MATERIAL SHOWN:
============
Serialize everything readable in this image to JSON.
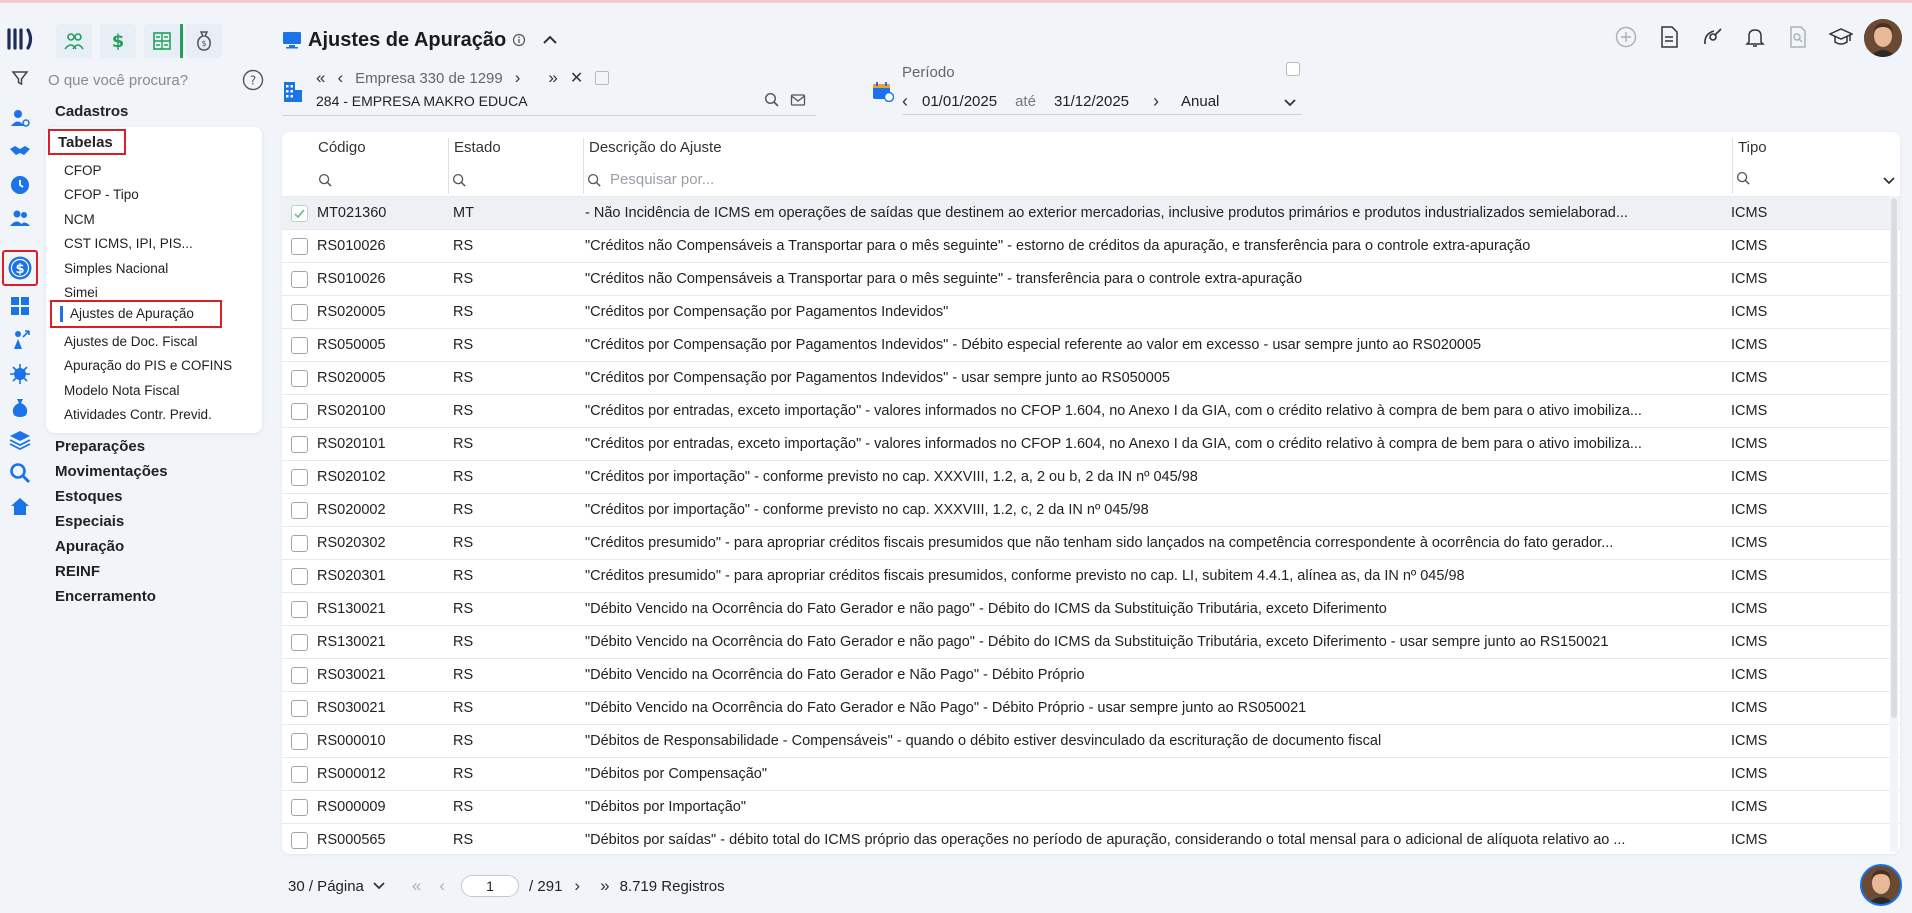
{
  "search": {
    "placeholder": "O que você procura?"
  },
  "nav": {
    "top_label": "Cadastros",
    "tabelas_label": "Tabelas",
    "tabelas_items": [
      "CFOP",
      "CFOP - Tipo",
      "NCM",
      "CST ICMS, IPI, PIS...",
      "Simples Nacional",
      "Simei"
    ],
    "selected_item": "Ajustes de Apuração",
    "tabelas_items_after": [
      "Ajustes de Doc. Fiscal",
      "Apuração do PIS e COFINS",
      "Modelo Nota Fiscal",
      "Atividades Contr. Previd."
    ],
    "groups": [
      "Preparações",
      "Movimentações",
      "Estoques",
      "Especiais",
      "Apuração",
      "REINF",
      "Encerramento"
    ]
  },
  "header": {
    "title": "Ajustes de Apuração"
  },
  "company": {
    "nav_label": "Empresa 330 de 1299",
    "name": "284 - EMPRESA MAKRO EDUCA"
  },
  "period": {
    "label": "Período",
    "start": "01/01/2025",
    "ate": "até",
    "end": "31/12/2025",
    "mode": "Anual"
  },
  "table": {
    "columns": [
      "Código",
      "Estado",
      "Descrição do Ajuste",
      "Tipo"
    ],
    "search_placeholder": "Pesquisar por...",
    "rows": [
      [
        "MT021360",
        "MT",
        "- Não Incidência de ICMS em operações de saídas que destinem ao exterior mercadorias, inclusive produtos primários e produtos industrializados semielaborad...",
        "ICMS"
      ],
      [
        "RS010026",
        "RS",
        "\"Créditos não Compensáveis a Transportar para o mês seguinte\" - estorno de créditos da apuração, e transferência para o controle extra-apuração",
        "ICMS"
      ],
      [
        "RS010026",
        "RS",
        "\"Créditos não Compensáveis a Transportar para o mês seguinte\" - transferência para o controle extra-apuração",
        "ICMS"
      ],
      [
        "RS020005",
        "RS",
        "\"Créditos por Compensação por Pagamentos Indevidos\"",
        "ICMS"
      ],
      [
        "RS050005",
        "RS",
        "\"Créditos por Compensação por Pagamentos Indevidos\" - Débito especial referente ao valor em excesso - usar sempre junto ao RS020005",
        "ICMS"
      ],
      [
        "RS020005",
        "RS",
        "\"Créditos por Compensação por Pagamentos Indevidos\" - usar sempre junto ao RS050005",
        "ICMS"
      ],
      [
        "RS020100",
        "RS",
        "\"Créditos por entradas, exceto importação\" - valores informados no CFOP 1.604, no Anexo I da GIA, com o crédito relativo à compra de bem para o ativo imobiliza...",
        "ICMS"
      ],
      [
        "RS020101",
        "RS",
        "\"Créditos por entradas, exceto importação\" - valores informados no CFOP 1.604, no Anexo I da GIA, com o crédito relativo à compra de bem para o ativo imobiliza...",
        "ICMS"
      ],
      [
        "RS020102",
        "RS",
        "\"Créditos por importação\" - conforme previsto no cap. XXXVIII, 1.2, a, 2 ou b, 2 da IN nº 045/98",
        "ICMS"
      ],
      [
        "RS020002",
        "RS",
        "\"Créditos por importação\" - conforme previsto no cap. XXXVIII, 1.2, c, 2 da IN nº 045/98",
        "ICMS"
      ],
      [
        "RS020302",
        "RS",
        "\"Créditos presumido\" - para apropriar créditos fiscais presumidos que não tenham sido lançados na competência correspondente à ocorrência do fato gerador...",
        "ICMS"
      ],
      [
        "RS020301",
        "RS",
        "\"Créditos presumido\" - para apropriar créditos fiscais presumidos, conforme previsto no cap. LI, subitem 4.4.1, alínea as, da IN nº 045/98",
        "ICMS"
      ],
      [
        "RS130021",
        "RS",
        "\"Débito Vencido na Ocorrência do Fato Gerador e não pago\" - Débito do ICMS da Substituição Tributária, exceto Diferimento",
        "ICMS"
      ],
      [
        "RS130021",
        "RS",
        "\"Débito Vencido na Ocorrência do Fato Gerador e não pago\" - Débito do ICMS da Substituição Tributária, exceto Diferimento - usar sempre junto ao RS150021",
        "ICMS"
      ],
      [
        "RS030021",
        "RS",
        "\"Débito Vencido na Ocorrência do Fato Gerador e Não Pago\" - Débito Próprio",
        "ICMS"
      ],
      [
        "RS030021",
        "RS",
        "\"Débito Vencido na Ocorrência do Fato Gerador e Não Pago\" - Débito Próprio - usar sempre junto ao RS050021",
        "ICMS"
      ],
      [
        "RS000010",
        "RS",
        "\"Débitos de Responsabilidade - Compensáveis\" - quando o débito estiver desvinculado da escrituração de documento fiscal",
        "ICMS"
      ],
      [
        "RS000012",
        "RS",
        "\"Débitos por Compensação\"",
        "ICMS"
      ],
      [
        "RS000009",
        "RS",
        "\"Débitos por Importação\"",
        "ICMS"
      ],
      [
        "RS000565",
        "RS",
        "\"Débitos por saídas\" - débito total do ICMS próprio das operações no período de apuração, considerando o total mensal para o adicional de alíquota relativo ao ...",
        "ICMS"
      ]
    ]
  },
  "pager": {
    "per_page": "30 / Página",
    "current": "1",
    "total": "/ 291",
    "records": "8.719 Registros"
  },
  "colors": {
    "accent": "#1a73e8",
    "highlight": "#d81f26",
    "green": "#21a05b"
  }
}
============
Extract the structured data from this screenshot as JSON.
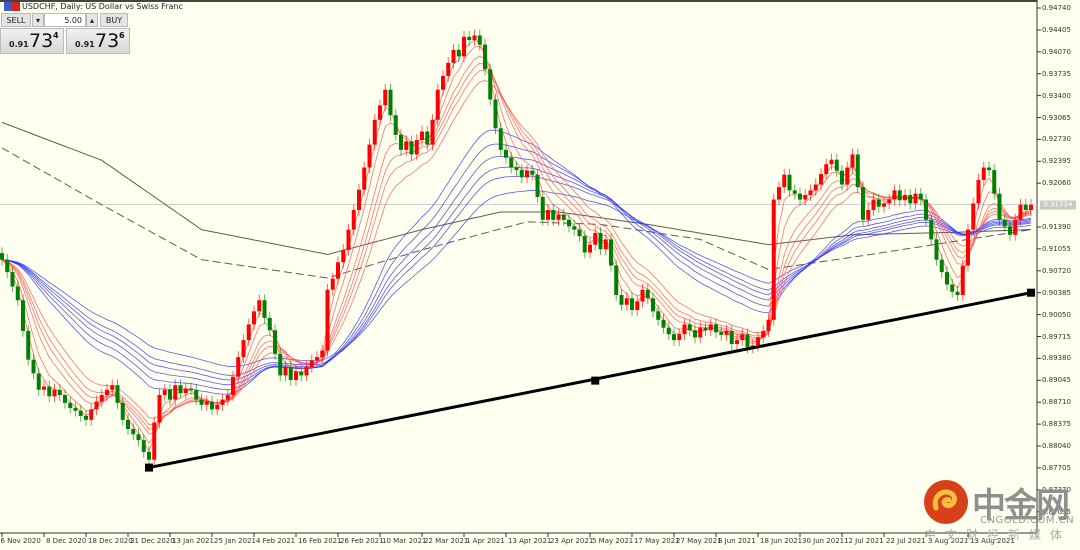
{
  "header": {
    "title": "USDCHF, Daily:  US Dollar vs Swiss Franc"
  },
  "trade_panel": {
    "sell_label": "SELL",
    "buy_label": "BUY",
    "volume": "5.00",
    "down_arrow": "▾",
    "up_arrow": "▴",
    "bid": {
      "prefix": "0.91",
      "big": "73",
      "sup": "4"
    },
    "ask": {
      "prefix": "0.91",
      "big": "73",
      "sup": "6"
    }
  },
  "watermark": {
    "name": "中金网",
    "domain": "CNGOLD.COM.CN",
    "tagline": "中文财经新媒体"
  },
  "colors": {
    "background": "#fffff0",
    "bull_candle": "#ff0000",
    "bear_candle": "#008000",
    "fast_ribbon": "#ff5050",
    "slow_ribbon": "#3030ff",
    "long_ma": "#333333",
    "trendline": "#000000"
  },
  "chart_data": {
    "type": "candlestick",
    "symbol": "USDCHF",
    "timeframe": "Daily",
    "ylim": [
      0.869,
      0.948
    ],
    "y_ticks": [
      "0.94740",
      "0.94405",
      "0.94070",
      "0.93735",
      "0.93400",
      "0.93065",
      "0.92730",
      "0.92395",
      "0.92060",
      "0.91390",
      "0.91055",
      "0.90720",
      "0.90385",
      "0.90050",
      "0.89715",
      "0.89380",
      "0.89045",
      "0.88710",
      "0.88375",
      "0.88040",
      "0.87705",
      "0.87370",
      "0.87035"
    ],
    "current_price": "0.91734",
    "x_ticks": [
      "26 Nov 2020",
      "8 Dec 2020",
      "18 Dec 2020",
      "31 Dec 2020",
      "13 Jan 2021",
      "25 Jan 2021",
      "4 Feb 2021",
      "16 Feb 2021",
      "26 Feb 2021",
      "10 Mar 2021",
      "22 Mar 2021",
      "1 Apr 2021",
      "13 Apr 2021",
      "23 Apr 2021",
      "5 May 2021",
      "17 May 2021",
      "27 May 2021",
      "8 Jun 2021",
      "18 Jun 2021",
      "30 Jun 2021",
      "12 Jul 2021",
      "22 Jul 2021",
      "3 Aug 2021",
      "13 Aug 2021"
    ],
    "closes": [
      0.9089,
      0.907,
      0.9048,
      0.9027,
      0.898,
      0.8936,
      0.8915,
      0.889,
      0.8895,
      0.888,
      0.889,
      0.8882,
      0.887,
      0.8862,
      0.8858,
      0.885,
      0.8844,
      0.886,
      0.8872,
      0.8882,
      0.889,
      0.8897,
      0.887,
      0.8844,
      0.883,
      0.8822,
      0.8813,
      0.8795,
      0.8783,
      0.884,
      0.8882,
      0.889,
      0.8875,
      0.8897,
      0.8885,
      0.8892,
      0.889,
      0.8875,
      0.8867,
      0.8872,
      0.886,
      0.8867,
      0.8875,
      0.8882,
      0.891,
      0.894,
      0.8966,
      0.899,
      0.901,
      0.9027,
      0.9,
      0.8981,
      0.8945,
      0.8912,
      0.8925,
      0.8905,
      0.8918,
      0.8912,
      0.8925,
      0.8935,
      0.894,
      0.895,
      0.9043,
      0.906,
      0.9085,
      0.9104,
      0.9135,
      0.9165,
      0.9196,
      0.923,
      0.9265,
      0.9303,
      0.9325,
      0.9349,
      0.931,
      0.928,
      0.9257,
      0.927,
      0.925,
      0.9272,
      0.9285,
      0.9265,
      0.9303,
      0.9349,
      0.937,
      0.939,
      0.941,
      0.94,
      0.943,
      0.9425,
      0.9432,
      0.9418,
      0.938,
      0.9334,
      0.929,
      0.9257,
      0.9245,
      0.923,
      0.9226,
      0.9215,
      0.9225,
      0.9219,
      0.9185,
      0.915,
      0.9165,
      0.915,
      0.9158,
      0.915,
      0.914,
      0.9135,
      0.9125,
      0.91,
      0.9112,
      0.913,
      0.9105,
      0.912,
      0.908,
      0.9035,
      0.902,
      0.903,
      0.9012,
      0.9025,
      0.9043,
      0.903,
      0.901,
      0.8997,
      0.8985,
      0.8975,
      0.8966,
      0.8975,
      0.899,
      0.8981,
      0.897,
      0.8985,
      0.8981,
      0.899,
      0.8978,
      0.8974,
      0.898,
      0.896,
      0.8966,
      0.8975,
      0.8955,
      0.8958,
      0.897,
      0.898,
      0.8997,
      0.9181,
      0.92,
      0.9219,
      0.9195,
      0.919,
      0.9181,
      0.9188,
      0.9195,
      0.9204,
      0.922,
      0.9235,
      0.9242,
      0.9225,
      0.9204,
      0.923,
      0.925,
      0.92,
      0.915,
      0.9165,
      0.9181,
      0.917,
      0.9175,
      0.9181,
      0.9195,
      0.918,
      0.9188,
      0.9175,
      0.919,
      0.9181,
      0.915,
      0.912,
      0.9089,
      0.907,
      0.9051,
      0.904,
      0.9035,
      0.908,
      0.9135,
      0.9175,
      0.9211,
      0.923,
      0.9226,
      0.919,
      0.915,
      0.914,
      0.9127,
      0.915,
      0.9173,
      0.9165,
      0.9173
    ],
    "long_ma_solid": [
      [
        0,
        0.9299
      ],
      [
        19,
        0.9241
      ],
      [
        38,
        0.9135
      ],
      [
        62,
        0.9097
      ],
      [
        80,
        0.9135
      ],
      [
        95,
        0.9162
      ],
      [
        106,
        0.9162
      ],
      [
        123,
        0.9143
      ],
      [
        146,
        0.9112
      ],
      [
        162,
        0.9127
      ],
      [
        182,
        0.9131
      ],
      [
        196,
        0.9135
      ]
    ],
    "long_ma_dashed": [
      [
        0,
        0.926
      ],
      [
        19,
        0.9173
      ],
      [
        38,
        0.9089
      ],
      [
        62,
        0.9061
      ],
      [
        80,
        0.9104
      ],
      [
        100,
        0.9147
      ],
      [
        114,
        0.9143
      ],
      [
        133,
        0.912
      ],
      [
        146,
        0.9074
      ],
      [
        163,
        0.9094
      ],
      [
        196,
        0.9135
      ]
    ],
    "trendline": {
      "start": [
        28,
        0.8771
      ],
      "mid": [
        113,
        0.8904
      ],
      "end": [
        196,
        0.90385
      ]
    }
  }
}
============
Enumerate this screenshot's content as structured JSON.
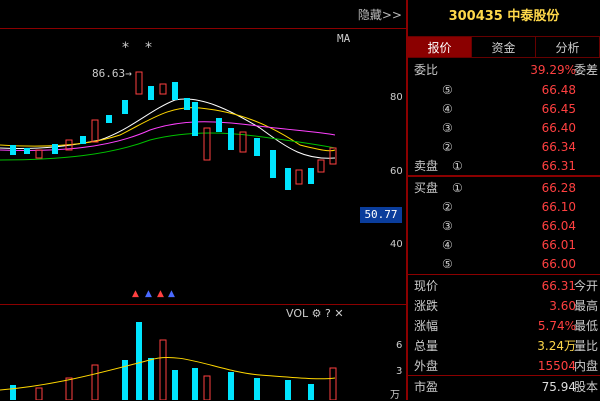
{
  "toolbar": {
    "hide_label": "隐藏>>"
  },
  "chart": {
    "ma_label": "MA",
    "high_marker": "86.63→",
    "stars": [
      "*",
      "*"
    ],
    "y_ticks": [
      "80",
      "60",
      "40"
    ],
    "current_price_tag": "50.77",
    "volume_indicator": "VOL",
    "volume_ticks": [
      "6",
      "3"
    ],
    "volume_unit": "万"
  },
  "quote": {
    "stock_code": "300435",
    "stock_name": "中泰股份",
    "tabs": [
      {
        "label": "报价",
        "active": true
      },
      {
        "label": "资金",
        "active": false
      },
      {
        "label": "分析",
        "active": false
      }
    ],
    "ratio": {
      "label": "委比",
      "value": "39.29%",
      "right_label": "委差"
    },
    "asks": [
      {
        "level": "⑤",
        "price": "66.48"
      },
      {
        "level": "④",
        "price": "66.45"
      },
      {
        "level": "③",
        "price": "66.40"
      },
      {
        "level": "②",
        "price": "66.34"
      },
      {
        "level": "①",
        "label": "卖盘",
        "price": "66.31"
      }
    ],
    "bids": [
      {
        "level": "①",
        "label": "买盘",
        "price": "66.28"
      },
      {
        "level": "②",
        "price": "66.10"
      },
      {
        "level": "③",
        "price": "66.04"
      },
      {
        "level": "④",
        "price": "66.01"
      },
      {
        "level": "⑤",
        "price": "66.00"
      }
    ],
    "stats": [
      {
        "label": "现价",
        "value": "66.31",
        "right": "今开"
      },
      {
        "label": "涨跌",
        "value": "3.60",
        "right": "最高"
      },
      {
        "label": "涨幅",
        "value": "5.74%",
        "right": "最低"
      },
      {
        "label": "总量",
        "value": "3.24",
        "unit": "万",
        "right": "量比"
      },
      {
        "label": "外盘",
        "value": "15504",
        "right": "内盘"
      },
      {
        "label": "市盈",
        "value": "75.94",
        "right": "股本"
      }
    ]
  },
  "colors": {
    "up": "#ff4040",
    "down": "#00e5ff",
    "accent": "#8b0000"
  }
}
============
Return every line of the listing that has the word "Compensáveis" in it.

        "\"Créditos não Compensáveis a Transportar para o mês seguinte\" - estorno de créditos da apuração, e transferência para o controle extra-apuração",
        "\"Créditos não Compensáveis a Transportar para o mês seguinte\" - transferência para o controle extra-apuração",
        "\"Débitos de Responsabilidade - Compensáveis\" - quando o débito estiver desvinculado da escrituração de documento fiscal",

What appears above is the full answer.